“We were all really engaged,” she said. “That’s not often, I don’t think, where everyone involved, the engineer, the director and the narrator, myself, were all just really engaged in the story. We were fascinated by it.”

It also scared the daylights out of them all.

“We couldn’t wait to get back to it, but we also couldn’t wait to stop, because we were all so terrified. We’d pick places where we were ‘Couldn’t we take lunch there? Because I don’t think I can read any more of this right now.'”

Zackman said she told an interviewer recently that “it feels like (McNamara) is guiding from beyond the grave to solve these crimes — and lo and behold, it really feels that way, doesn’t it? Like this voice from beyond the grave is saying ‘Why don’t you take another look here?’ and ‘Do you think you’ve looked at this?'”

How else, she wonders, do you explain the big break four decades in the making?

“I think the book, in some ways, shined a different light on the situation or reopened the case to some extent. I don’t know what it did but it’s a little too coincidental that the book comes out and two months later he’s caught.”

The book — part crime report, part personal story of her journey to find the killer — closes with a “Letter to an Old Man,” written to the killer, in which McNamara describes his eventual surrendering to police.

California authorities, after a 40-year manhunt, on April 25, 2018 announced the arrest of a 72-year-old former police officer on suspicion of being the notorious “Golden State Killer.”

“Take one of your hyper, gulping breaths,” she wrote. “Clench your teeth. Inch timidly toward the insistent bell This is how it ends for you. ‘You’ll be silent forever, and I’ll be gone in the dark,’ you threatened a victim once. Open the door. Show us your face. Walk into the light.”

“‘The Letter to an Old Man’ is epically brilliant,” Zackman said. “She knew he was still alive and she knew he would be caught as an old man. She somehow knew something and everything she knew is true. It’s exactly as she outlined it. People can say there’s no direct link, but there was.”
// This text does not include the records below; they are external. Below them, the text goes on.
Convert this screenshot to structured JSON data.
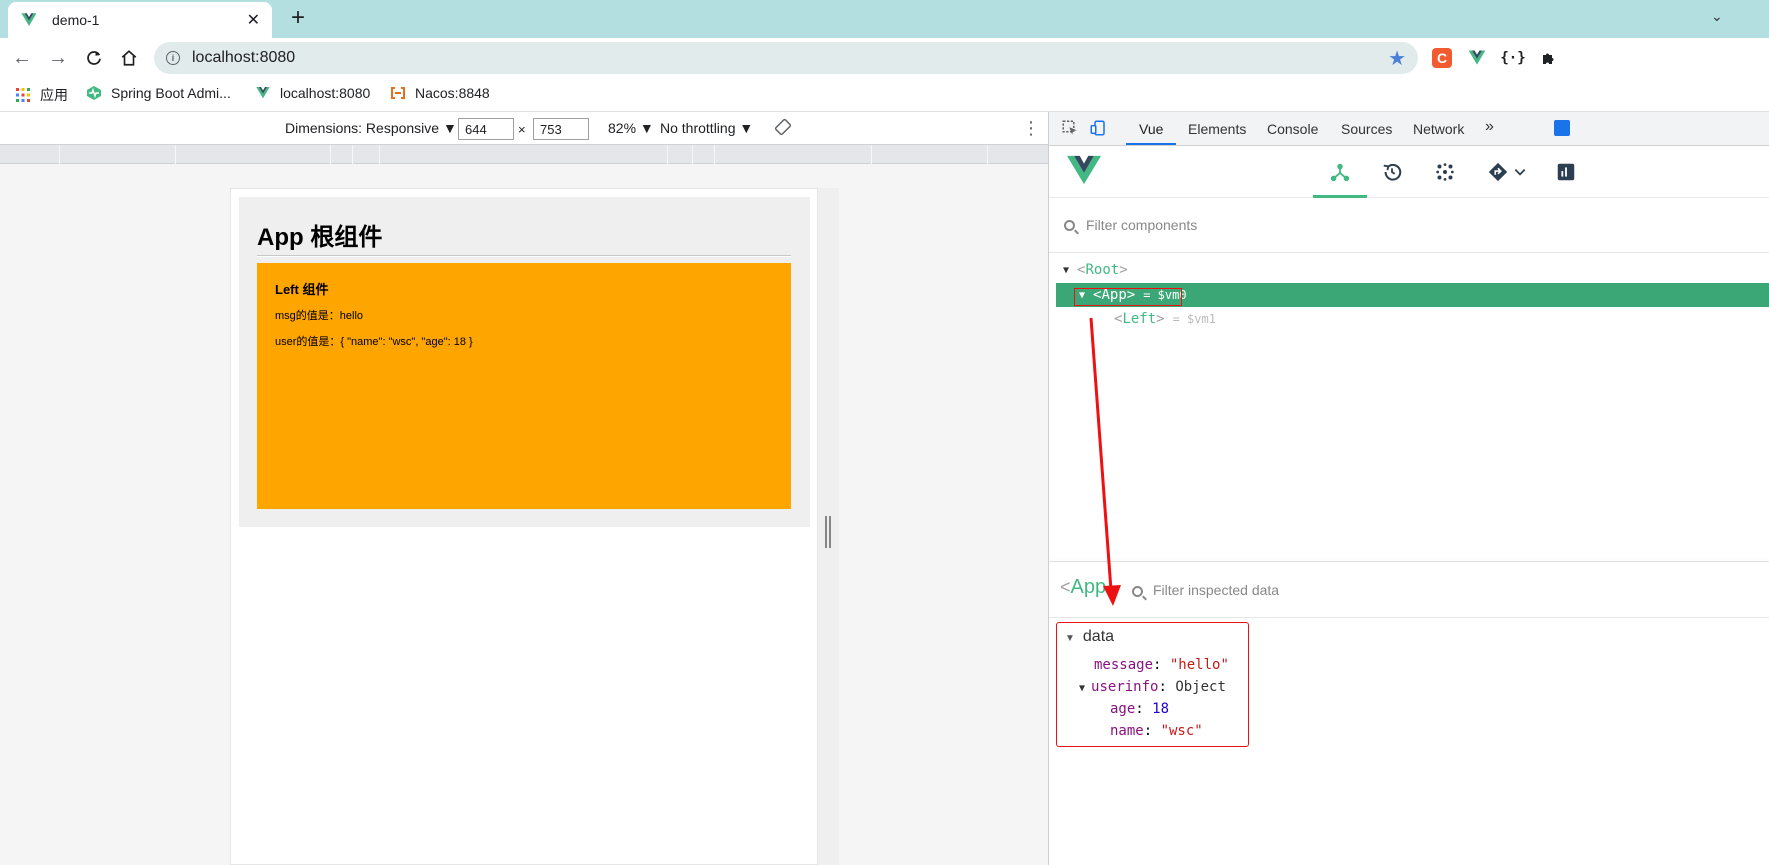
{
  "browser": {
    "tab_title": "demo-1",
    "url": "localhost:8080",
    "bookmarks": [
      {
        "label": "应用"
      },
      {
        "label": "Spring Boot Admi..."
      },
      {
        "label": "localhost:8080"
      },
      {
        "label": "Nacos:8848"
      }
    ]
  },
  "device_toolbar": {
    "dimensions_label": "Dimensions: Responsive ▼",
    "width": "644",
    "times": "×",
    "height": "753",
    "zoom": "82% ▼",
    "throttling": "No throttling ▼"
  },
  "page": {
    "app_title": "App 根组件",
    "left_title": "Left 组件",
    "msg_line": "msg的值是：hello",
    "user_line": "user的值是：{ \"name\": \"wsc\", \"age\": 18 }"
  },
  "devtools": {
    "tabs": [
      "Vue",
      "Elements",
      "Console",
      "Sources",
      "Network"
    ],
    "more": "»",
    "filter_components_placeholder": "Filter components",
    "tree": {
      "root": "Root",
      "app": "App",
      "app_vm": "= $vm0",
      "left": "Left",
      "left_vm": "= $vm1"
    },
    "inspected": {
      "name": "App",
      "filter_placeholder": "Filter inspected data",
      "section": "data",
      "message_key": "message",
      "message_val": "\"hello\"",
      "userinfo_key": "userinfo",
      "userinfo_val": "Object",
      "age_key": "age",
      "age_val": "18",
      "name_key": "name",
      "name_val": "\"wsc\""
    }
  },
  "colors": {
    "tab_bar": "#b4dfe0",
    "vue_green": "#42b883",
    "selected_row": "#3ba776",
    "component_bg": "#ffa500",
    "annotation_red": "#ee1111"
  }
}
Investigators said the break in the case came from DNA sent to a genealogy website, not from McNamara’s writing. Investigators used technology to find DeAngelo — running DNA left at long-ago crime scenes and seeking matches on online genealogy databases.

A distant relation to DeAngelo had similar DNA, which investigators then traced to quiet, suburban Citrus Heights, California, where DeAngelo matched the age and profile of the suspected killer and was in the proximity to the crimes.

One official this week said McNamara’s book managed to keep the crimes in the public eye.

DeAngelo’s name does not appear in the book, and police are still working to link him to the other crimes in the spree, including 12 murders, 45 rapes and the burglaries.

“So much of the book is her tallking about the DNA websites,” Zackman said. “She mentions it constantly, there’s gotta be some way they’re going to catch him through a DNA website. She said ‘He cannot hide forever.'”

Wednesday’s arrest left Zackman emotional, for Oswalt and his family and for the victims of the Golden State Killer.

“You don’t forget about traumatic crimes, no matter if they’re 40 years ago,” Zackman said. “A couple of these victims said ‘I went to bed every night thinking about it.’ Every single night, you get into bed and your turn off your lights and that moment is still there.

“So the very idea that there could be some kind of closure, or some kind of peace or some kind of ease for the victims really moved me. It made me very emotional.”

HarperAudio also has a three-part podcast about the recording of the audio book, available wherever podcasts are found.

Zackman is contemplating the possibility that the week’s developments will force her to return to the recording booth, to lend her voice to a new chapter, an epilogue, about the capture of a man who authorities believe is the Golden State Killer.

“I very strangely have found myself with a front-row seat to, like, one of the stories of the century. I already felt so honored to be chosen to be the voice of this person. I never knew her, but boy do I admire her now.”